Rev. Dennis O'Neill was as surprised as anyone else to hear of Pope Benedict XVI's resignation announcement Monday.
"Cardinal George just came back from Rome, and he didn't know a thing about it," said O'Neill, pastor of St. Martha Catholic Church in Morton Grove. "It's another shift in the papacy which we're experiencing for the first time in my lifetime."
Rev. Michael Meany, pastor of St. John Brebeuf Church in Niles, said Pope Benedict has been a great transitional pope after Pope John Paul II, who became associated with the flourishing of the Church in the face of Communist oppression in Poland. John Paul II, who became pope in his 50s, also had time and energy to travel the world and evangelize.

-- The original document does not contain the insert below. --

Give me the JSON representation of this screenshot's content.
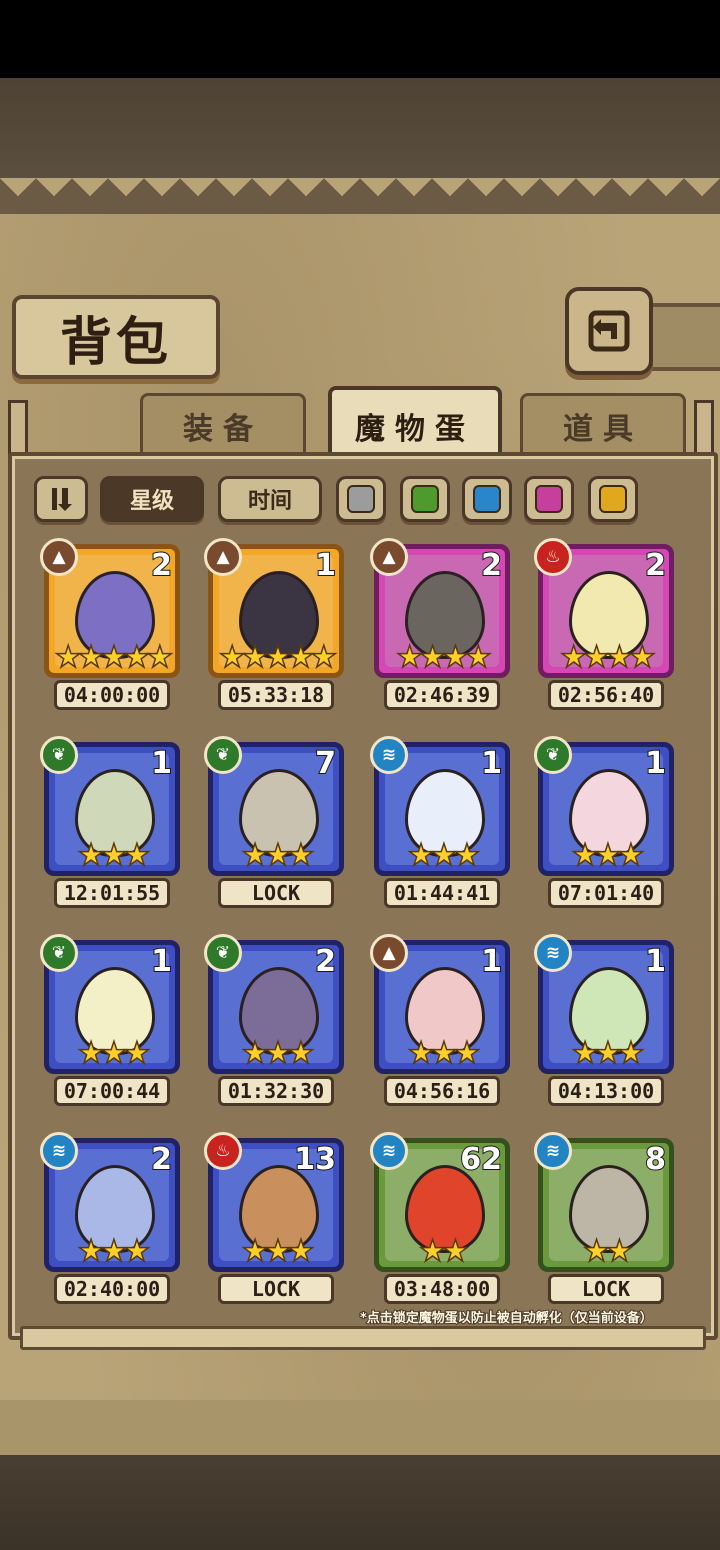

"I would imagine (Benedict) felt his goal was to provide continuity and steady the ship of the church, knowing with his age and circumstances that he would not be John Paul II in personality," Meany commented. "Pope Benedict is more of a scholar."
Meany feels it's a hopeful time as the Catholic church readies to choose a new pope.

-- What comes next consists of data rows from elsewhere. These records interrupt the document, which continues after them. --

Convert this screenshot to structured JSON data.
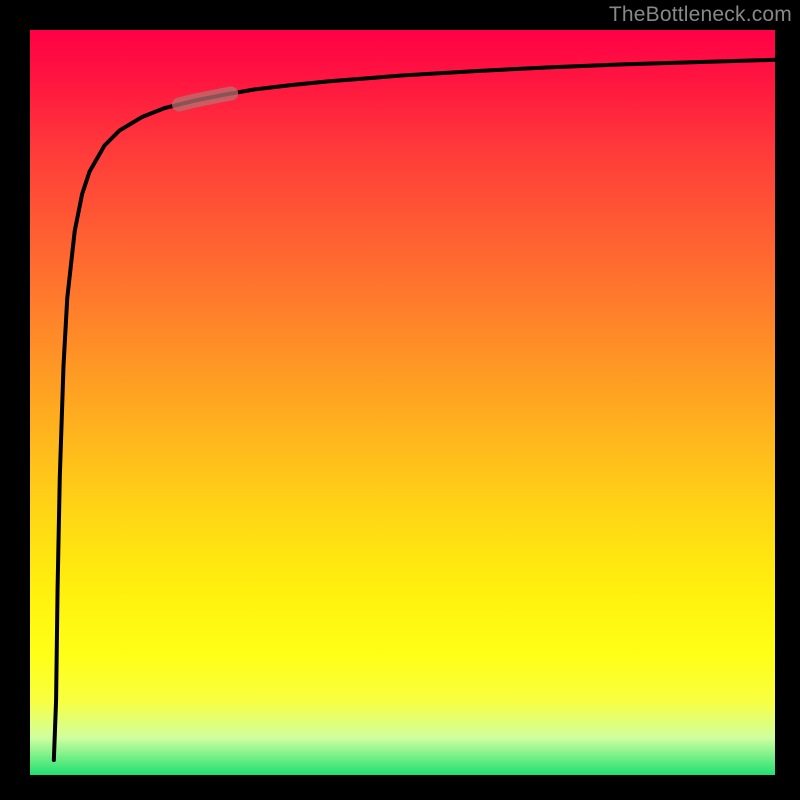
{
  "attribution": "TheBottleneck.com",
  "colors": {
    "gradient_top": "#ff0046",
    "gradient_mid": "#ffff18",
    "gradient_bottom": "#20e070",
    "curve": "#000000",
    "highlight": "#b87070"
  },
  "chart_data": {
    "type": "line",
    "title": "",
    "xlabel": "",
    "ylabel": "",
    "xlim": [
      0,
      100
    ],
    "ylim": [
      0,
      100
    ],
    "grid": false,
    "legend": false,
    "annotations": [
      {
        "type": "highlight_segment",
        "x_range": [
          20,
          27
        ],
        "color": "#b87070"
      }
    ],
    "series": [
      {
        "name": "curve",
        "color": "#000000",
        "x": [
          3.2,
          3.5,
          3.7,
          4.0,
          4.5,
          5.0,
          6.0,
          7.0,
          8.0,
          10.0,
          12.0,
          15.0,
          18.0,
          22.0,
          26.0,
          30.0,
          35.0,
          40.0,
          50.0,
          60.0,
          70.0,
          80.0,
          90.0,
          100.0
        ],
        "y": [
          2.0,
          10.0,
          25.0,
          40.0,
          55.0,
          64.0,
          73.0,
          78.0,
          81.0,
          84.5,
          86.5,
          88.3,
          89.5,
          90.5,
          91.3,
          92.0,
          92.6,
          93.1,
          93.9,
          94.5,
          95.0,
          95.4,
          95.7,
          96.0
        ]
      }
    ]
  }
}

"God is surprises," he observed. "This is an opportunity to be reinvigorated with faith and make a difference in the world, passing on a sense of hope, peace and justice."
Rev. Christopher Gustafson, pastor of Our Lady of Ransom parish in Niles, was struck that both John Paul II and Benedict sought lessons in their illnesses. He wrote:
"The news of the Holy Father's decision to resign has certainly come as a surprise to most of us, but wonderfully so as it offers us an opportunity to reflect more deeply on our own lives and the work the Lord has entrusted to us.
"It strikes me how both of our recent popes have tried to teach us not only with their words, but by their example in embracing sickness, aging and dying.
"As Blessed Pope John Paul II became increasingly debilitated with Parkinsons, there were many who were raising the issue of whether or not he should resign.
"As the great articulator of the Gospel of Life, I believe JP II tried to emphasize that the value of human life is not based on functionality and utility, but on the inherent dignity it possesses as a gift from God.
"He also bore witness to our deeply held belief that the suffering, debilitated person can offer much from the sick bed when he or she unites that suffering to Christ for the sake of others.
"That point being made, I wonder now if Pope Benedict XVI is also teaching about the grace-filled acceptance of our aging and decreased capacity in energy and ability to fulfill our ministries.
"He has prayerfully sought to discern God's will for him and the Church at this stage of his life in light of his decreasing abilities vis-a-vis the requirements of the Petrine Ministry. It offers us a beautiful example of how we should continually seek to discern the Lord's will throughout our lives at every stage to ensure that those God has entrusted unto our care are best served."